The next-generation power-optimized microarchitecture, whose name was not revealed, combines elements of the NetBurst design behind the Pentium 4. It will be the basis for three new 65-nanometer dual-core products to be launched in the second half of 2006: Woodcrest for servers, Conroe for desktops and Merom for mobile use. All three products will share common features such as 64-bit compatibility, virtualization, trusted platform support and management features.
Otellini showed off systems based on prototypes of the new chips, running Windows and Linux.
By the end of the decade, Otellini said, Intel would haveas low as 0.5 watt--that is, about one-tenth the demand of the lowest-power version currently available. This could either be used for portable systems running at very low power, or standard systems running at 10 times the performance per watt of current designs, he suggested.
Intel also showed off prototypes of a new style of portable computer, the "handtop." These combined the performance of PCs with the portability of handsets, Otellini said, with all-day batteries and always-connected wireless. The devices could be configured in PDA, BlackBerry or laptop mode, and would run fully featured operating systems.
Intel has been working around low-power designs, Otellini said, in an effort to move toward the company's goal of a computer that can run for eight hours straight, with some added energy saving benefits.
"Given the power reduction with Merom and Conroe and today's California electricity costs, computer users can save $1 billion per year for every 100 million (computer) units sold. And that doesn't include the cost of cooling," Otellini said.
Intel and analysts predict that as many as 200 million computers may be sold this year alone. But Otellini said the new generation of processors would also run well in desktop PCs that would not need a fan to cool them and very thin servers known as blades.

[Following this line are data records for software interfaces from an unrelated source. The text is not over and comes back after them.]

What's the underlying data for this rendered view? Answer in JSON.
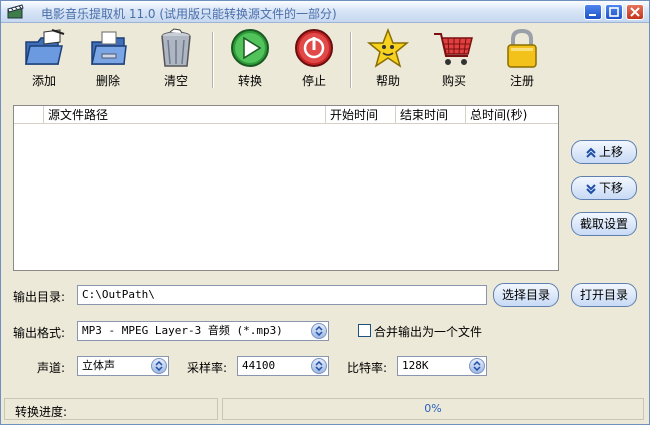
{
  "window": {
    "title": "电影音乐提取机 11.0 (试用版只能转换源文件的一部分)"
  },
  "toolbar": {
    "add_label": "添加",
    "delete_label": "删除",
    "clear_label": "清空",
    "convert_label": "转换",
    "stop_label": "停止",
    "help_label": "帮助",
    "buy_label": "购买",
    "register_label": "注册"
  },
  "file_list": {
    "columns": [
      "源文件路径",
      "开始时间",
      "结束时间",
      "总时间(秒)"
    ],
    "rows": []
  },
  "side_buttons": {
    "move_up": "上移",
    "move_down": "下移",
    "trim_settings": "截取设置"
  },
  "output": {
    "dir_label": "输出目录:",
    "dir_value": "C:\\OutPath\\",
    "choose_dir": "选择目录",
    "open_dir": "打开目录",
    "format_label": "输出格式:",
    "format_value": "MP3 - MPEG Layer-3 音频 (*.mp3)",
    "merge_label": "合并输出为一个文件",
    "merge_checked": false,
    "channel_label": "声道:",
    "channel_value": "立体声",
    "samplerate_label": "采样率:",
    "samplerate_value": "44100",
    "bitrate_label": "比特率:",
    "bitrate_value": "128K"
  },
  "status": {
    "progress_label": "转换进度:",
    "progress_percent": 0,
    "progress_text": "0%"
  },
  "colors": {
    "accent": "#3a78d8",
    "window_bg": "#ece9d8",
    "title_text": "#4a6ea9"
  }
}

"Servers and desktops have been in need of power for some time and chipmakers realized this immediately when the pure performance vector wasn't working," said Roger Kay, president of market research firm Endpoint Technologies Associates. "In the digital home, you need quiet. You can't have a PC running in your living room that sounds like a 747 jumbo jet. With energy costs going up, servers do use a lot of juice. By reducing the heat envelope, (server makers) can build servers that are housed closer together."CNET News.com's Michael Singer contributed to this report.